[Dataset rows describing interfaces]
+++

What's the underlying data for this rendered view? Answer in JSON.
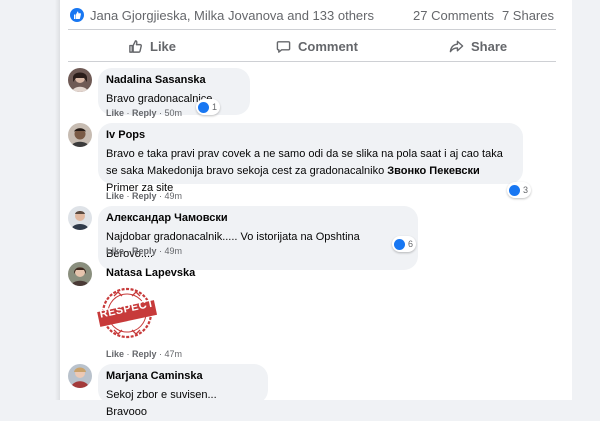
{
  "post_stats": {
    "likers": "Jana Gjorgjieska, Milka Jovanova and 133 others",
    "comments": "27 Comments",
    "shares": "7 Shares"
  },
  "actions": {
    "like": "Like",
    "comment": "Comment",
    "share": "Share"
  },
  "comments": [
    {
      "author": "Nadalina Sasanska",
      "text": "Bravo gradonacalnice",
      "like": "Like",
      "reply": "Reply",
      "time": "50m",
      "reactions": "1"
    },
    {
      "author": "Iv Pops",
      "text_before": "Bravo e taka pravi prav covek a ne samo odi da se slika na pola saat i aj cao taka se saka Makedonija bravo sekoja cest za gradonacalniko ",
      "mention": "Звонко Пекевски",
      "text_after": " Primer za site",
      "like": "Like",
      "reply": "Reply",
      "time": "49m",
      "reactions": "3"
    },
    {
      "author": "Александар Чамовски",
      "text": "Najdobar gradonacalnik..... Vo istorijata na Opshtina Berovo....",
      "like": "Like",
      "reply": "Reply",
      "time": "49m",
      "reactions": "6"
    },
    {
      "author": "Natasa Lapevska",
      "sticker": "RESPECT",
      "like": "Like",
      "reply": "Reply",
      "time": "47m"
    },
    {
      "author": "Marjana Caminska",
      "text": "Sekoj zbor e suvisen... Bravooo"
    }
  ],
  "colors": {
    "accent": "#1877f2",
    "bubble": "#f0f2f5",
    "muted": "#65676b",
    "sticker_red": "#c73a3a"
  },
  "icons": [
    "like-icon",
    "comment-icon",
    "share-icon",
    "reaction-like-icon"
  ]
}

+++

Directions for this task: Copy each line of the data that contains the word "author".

Exercise solution:
      "author": "Nadalina Sasanska",
      "author": "Iv Pops",
      "author": "Александар Чамовски",
      "author": "Natasa Lapevska",
      "author": "Marjana Caminska",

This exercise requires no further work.